Directions —
Repeat the material below exactly, line for line.
(Extracted entries begins)
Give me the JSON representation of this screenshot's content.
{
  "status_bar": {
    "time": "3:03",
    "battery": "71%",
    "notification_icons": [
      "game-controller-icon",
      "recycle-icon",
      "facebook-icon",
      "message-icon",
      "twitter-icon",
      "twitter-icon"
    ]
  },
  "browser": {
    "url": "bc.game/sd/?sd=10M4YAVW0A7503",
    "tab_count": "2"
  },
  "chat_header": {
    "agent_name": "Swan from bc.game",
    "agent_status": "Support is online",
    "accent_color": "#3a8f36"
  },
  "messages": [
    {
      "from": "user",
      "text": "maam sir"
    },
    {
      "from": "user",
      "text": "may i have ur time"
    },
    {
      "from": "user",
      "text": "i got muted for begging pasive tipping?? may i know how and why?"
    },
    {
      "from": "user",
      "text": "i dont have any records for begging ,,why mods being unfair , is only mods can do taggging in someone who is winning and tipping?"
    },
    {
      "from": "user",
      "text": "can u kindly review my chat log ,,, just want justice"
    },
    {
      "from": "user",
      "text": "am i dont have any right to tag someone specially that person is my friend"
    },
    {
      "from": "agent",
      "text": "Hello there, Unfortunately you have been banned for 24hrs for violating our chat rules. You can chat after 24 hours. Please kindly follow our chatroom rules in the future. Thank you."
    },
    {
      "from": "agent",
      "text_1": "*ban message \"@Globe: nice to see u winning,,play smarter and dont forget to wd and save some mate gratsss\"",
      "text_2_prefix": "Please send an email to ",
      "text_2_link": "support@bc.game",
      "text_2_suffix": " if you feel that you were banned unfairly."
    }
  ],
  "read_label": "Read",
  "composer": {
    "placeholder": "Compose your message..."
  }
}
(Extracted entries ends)
Answer for the task —
Give me the JSON representation of this screenshot's content.
{
  "status_bar": {
    "time": "3:03",
    "battery": "71%",
    "notification_icons": [
      "game-controller-icon",
      "recycle-icon",
      "facebook-icon",
      "message-icon",
      "twitter-icon",
      "twitter-icon"
    ]
  },
  "browser": {
    "url": "bc.game/sd/?sd=10M4YAVW0A7503",
    "tab_count": "2"
  },
  "chat_header": {
    "agent_name": "Swan from bc.game",
    "agent_status": "Support is online",
    "accent_color": "#3a8f36"
  },
  "messages": [
    {
      "from": "user",
      "text": "maam sir"
    },
    {
      "from": "user",
      "text": "may i have ur time"
    },
    {
      "from": "user",
      "text": "i got muted for begging pasive tipping?? may i know how and why?"
    },
    {
      "from": "user",
      "text": "i dont have any records for begging ,,why mods being unfair , is only mods can do taggging in someone who is winning and tipping?"
    },
    {
      "from": "user",
      "text": "can u kindly review my chat log ,,, just want justice"
    },
    {
      "from": "user",
      "text": "am i dont have any right to tag someone specially that person is my friend"
    },
    {
      "from": "agent",
      "text": "Hello there, Unfortunately you have been banned for 24hrs for violating our chat rules. You can chat after 24 hours. Please kindly follow our chatroom rules in the future. Thank you."
    },
    {
      "from": "agent",
      "text_1": "*ban message \"@Globe: nice to see u winning,,play smarter and dont forget to wd and save some mate gratsss\"",
      "text_2_prefix": "Please send an email to ",
      "text_2_link": "support@bc.game",
      "text_2_suffix": " if you feel that you were banned unfairly."
    }
  ],
  "read_label": "Read",
  "composer": {
    "placeholder": "Compose your message..."
  }
}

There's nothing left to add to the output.